It was a big year for Olympics work at the Design Museum's Designs of the Year award, announced Tuesday in London. The London 2012 Olympic Torch, designed by Edward Barber and Jay Osgerby and commissioned by the organizing committee for this year's games, scooped the Design of the Year award, as well as the award in the product category, beating out Yves Behar's Jambox, as well as Nest, The Learning Thermostat, designed by Tony Fadell.
Meanwhile, the architecture award was given to the London 2012 Velodrome, designed by Hopkins Architects. It beat out projects including the Guangzhou Opera House in China, the Hepworth Wakefield art gallery and cultural center, and the Butaro Hospital in Rwanda, which was designed by the MASS Design Group.
The award in the digital category went to Microsoft Kinect and Kinect SDK, for work that took Kinect beyond games into potential uses in retail, in classrooms and in educations. It beat out other big hitters like the Guardian's iPad edition and the Homeplus Tesco store, out of Cheil Worldwide.
Alexander McQueen's 'Savage Beauty' exhibit at the Metropolitan Museum in New York and the Duchess of Cambridge's incredible wedding dress designed by Sarah Burton for McQueen were no match for Issey Miyake's 132.5 collection, a clothing line made entirely of out of textile recycle and uses mathematical 3D modeling principles, which won in the fashion category.
Royal College of Art grad Kihyun Kim won the furniture award for the 1.3 chair, made out of balsa wood and weighing in at only 1.3 kg.
Nokia's Pure Font, by Dalton Maag, beat out Bloomberg Businesses Week and Anomaly and Unit 9's 'One Thousand Cranes for Japan' in the graphics category.

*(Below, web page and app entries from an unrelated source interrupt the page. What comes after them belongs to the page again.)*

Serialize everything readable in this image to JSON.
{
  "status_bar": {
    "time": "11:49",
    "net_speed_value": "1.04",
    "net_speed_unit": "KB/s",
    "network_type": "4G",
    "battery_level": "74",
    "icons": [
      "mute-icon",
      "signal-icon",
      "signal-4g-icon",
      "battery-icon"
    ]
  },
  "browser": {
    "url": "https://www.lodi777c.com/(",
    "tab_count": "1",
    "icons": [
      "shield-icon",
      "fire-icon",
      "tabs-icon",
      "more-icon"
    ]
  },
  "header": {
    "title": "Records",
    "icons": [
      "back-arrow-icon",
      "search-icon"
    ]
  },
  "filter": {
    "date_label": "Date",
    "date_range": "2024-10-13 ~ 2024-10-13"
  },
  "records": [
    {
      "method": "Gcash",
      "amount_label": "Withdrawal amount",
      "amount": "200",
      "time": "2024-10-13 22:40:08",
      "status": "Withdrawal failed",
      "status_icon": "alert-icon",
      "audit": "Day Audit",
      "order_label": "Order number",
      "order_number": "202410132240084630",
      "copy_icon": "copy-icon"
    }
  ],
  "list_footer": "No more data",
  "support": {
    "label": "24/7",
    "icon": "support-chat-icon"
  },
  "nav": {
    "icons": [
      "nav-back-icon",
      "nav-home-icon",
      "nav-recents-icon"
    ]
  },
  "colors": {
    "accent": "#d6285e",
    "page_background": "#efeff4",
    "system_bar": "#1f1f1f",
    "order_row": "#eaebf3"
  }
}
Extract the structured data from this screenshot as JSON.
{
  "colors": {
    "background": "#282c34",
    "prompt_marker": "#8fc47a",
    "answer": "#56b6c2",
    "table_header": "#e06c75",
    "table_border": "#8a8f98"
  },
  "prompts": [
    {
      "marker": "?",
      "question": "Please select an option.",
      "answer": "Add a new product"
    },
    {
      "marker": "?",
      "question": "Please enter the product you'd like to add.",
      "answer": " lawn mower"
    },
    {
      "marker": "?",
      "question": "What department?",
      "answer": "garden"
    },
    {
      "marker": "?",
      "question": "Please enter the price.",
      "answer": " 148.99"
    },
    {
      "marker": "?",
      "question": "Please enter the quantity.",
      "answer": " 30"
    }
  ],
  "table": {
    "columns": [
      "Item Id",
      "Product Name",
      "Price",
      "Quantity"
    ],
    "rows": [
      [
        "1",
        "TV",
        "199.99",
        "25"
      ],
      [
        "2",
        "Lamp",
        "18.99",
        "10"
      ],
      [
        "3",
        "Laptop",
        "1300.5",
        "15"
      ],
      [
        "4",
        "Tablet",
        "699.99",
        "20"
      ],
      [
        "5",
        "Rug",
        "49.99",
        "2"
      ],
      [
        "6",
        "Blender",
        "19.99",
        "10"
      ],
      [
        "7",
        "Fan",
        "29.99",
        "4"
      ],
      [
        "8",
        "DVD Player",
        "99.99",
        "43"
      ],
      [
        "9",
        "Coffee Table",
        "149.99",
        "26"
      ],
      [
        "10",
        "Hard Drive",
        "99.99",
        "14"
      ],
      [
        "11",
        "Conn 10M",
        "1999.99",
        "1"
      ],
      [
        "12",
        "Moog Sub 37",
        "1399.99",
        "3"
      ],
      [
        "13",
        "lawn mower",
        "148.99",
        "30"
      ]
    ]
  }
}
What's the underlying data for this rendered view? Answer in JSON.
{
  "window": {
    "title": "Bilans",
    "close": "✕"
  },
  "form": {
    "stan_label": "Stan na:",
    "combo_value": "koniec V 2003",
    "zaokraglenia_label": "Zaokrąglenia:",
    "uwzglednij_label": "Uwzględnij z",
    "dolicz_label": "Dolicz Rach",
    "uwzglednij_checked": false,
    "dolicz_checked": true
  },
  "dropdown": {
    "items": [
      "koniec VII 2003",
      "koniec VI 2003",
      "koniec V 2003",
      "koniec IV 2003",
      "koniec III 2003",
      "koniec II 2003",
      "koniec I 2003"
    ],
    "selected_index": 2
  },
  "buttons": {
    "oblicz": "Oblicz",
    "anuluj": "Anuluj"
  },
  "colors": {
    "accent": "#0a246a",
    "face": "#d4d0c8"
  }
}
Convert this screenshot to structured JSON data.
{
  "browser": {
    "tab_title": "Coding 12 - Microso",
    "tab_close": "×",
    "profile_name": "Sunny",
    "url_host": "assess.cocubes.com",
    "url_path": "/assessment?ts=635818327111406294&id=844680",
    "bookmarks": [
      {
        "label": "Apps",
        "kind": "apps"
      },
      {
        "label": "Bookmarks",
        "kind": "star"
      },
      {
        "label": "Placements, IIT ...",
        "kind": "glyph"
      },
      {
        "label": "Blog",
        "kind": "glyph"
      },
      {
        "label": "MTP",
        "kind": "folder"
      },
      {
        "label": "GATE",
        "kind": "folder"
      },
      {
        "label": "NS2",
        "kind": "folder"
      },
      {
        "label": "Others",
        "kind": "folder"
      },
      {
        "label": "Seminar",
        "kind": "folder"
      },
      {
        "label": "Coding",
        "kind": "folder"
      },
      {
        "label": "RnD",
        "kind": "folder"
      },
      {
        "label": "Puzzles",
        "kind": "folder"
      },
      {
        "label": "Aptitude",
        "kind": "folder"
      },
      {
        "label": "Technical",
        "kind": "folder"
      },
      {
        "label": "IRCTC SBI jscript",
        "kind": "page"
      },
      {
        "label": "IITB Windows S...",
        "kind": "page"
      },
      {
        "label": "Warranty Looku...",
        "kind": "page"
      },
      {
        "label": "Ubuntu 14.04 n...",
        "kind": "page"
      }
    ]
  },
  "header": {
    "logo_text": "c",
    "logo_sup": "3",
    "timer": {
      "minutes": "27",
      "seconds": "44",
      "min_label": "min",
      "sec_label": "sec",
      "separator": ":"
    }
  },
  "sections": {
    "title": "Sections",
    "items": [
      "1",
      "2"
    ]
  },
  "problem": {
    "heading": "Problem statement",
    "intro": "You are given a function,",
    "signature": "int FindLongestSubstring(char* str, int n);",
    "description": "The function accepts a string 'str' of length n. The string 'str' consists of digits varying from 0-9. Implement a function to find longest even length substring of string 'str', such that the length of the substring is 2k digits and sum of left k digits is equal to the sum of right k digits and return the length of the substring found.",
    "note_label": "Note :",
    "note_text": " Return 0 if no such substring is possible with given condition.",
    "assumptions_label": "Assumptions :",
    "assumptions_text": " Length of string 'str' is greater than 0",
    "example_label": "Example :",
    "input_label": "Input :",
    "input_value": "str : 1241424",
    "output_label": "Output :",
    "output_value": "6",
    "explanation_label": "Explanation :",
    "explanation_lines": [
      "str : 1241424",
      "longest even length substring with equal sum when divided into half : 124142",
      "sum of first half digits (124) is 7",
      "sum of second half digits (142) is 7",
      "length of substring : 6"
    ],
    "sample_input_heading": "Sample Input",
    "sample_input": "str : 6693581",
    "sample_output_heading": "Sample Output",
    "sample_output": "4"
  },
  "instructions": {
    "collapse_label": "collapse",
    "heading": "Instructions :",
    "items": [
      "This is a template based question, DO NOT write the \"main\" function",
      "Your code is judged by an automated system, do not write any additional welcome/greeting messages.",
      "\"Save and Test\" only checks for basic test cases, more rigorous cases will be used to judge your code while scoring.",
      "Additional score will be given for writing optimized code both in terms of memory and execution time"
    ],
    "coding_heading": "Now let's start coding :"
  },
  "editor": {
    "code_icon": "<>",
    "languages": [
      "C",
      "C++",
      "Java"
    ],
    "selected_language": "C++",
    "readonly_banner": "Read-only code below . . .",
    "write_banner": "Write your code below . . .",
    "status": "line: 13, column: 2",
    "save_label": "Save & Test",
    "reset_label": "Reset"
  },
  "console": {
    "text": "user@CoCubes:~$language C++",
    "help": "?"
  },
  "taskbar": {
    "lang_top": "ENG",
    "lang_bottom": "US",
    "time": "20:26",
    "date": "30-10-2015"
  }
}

The Helen Hamlyn Centre's redesign for the Emergency Ambulance, done in partnership with the Royal College of Art, took home the transport prize.
Check out the full list of nominees and winners shortly on the Designs of the Year site.
2015 is a banner year for moviegoing and cinema advertising. North American box office sales are well on the way to topping the $10.9 billion record set in 2013. Even so, some analysts question whether the silver screen can continue to deliver a golden opportunity for marketers who want to advertise at the movies. Here are seven top myths about moviegoing and why savvy marketers know to ignore them. Brought to you by NCM -- America’s Movie Network.Learn more